The students also learned a trade and Islamic business codes and ethics. This was very important because the Imam or Islamic scholar had to impart honest and unbiased judgments in settling legal issues; therefore, he had to earn his own halal (permissible) income. It was felt that the integrity of judgements may have been compromised if the Imam or scholar’s living expenses were sponsored by the wealthy.
In the third superior degree, a highly specialized curriculum, students sat in classes of renowned professors; their studies in mastery of higher learning and research work. Most students at this stage would find a Sheikh or master and study under his guidance. The Sheikh would purge the student of all his satanic characteristics and tendencies, and then would ensure that the graduate student was a good Islamic model for the generation to come. Graduation was based upon a student’s excellent Islamic character and his mastery of Islamic knowledge.
The fourth and final degree was the circle of knowledge of Muslim Imams, Scholars, and Professors. It was there that most of the important and crucial issues of Islam were discussed. The caliphs or Muslim state leaders such as Askia Mohammed of the Songhai Empire, Mansa Musa of the Malian Empire, and Shaykh Amadu of the Fulani caliphate of Massina, would send crucial questions to the scholars of Timbuktu. The scholar who received the questions made copies of these questions or issues and distributed them among the members of the circle of knowledge. Each scholar researched the issue after which they gathered together to share their answers and to compile a manuscript dealing in detail with the matter. Then a Fatwa or legal Islamic ruling by the government authorities was issued and accepted by the leaders.
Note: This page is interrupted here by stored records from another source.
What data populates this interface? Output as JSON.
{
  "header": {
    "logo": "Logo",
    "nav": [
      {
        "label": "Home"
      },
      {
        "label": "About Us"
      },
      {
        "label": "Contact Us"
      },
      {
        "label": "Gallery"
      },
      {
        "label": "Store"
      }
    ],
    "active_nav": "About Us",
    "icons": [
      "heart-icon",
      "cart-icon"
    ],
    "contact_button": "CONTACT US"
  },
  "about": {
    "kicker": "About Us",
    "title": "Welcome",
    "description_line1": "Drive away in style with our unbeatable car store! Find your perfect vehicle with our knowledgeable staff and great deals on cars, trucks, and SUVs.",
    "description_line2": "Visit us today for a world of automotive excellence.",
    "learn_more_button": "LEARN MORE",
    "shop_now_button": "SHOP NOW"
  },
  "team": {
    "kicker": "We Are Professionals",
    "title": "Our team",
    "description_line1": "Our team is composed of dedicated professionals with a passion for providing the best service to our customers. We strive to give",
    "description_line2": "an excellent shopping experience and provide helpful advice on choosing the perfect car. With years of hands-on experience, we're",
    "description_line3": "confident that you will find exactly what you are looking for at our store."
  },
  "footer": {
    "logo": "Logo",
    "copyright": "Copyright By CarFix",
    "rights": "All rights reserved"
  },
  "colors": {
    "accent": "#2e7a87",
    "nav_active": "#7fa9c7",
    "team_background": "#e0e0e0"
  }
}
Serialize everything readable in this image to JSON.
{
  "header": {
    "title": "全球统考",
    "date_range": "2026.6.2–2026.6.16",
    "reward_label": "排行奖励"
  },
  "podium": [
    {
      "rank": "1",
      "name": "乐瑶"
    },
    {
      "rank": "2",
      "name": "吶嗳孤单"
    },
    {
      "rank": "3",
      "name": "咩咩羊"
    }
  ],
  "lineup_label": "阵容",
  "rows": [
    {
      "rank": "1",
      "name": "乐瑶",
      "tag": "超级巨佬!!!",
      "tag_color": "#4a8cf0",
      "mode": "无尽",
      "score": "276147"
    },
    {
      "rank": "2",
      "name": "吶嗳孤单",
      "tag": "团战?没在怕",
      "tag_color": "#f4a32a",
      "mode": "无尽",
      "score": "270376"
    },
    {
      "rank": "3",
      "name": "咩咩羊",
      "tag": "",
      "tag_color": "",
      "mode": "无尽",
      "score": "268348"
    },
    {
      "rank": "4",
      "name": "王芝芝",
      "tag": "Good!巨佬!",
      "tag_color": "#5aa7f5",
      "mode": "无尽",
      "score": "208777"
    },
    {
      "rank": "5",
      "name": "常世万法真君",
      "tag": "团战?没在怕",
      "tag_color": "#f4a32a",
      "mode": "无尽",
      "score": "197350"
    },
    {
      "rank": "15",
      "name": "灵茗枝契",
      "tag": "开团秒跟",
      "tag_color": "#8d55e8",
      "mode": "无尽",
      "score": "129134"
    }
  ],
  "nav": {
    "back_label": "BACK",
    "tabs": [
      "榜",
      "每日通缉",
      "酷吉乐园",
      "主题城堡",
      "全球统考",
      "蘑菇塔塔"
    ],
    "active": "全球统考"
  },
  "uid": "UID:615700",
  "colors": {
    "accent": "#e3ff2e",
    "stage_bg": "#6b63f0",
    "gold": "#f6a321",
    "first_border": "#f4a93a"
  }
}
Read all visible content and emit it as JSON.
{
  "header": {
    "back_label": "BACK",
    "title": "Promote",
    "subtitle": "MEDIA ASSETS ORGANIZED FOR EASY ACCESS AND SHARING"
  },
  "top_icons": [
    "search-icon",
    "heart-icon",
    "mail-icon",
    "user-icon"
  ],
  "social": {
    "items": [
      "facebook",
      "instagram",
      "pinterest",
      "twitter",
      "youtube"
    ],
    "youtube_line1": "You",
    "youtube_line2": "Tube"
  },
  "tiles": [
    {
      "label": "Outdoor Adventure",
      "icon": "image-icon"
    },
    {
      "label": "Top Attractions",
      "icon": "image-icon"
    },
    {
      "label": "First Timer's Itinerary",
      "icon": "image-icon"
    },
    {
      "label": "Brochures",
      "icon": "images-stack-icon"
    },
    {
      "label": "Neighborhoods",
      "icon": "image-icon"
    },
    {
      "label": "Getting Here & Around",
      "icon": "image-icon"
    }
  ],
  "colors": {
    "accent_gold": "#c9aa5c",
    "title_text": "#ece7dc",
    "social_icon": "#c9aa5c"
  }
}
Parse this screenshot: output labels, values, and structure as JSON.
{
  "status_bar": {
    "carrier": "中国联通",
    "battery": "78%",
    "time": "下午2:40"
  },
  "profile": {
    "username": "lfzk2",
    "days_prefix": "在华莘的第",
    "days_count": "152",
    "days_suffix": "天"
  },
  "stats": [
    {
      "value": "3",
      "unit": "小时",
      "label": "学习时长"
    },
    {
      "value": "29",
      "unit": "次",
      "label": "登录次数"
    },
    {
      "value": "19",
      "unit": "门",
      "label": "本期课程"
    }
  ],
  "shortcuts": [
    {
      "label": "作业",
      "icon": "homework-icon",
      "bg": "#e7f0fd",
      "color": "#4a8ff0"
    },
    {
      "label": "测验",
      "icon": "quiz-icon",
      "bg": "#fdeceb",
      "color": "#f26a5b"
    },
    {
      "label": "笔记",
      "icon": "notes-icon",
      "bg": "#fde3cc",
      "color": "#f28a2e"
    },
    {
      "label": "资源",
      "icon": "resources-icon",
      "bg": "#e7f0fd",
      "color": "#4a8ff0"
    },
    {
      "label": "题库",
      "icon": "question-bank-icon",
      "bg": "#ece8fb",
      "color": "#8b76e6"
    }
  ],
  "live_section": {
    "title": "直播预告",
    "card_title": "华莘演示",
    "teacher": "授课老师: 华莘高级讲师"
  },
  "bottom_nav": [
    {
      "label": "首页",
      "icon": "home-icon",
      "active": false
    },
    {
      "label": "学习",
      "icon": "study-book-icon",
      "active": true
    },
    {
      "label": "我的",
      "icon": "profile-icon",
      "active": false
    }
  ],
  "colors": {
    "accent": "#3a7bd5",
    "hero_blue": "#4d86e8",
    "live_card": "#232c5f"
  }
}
Timbuktu prospered both intellectually and trade-wise until 1591 when the Moroccan army under the leadership of Pasha Mahmud ibn Zarqun destroyed the city. Although the city was forgotten for centuries to the sands of the Sahara desert, Timbuktu’s rich legacy of sacred manuscripts could possess a treasure chest to the world. Many hope that the translation and publication of the texts will restore self-respect, pride, honor, and dignity to the people of Africa.
Tombouctou (Timbuktu) was a renowned center for trade, culture, and Islamic learning between the 14th and 16th centuries. The fabled city was home to one of the largest libraries in the world.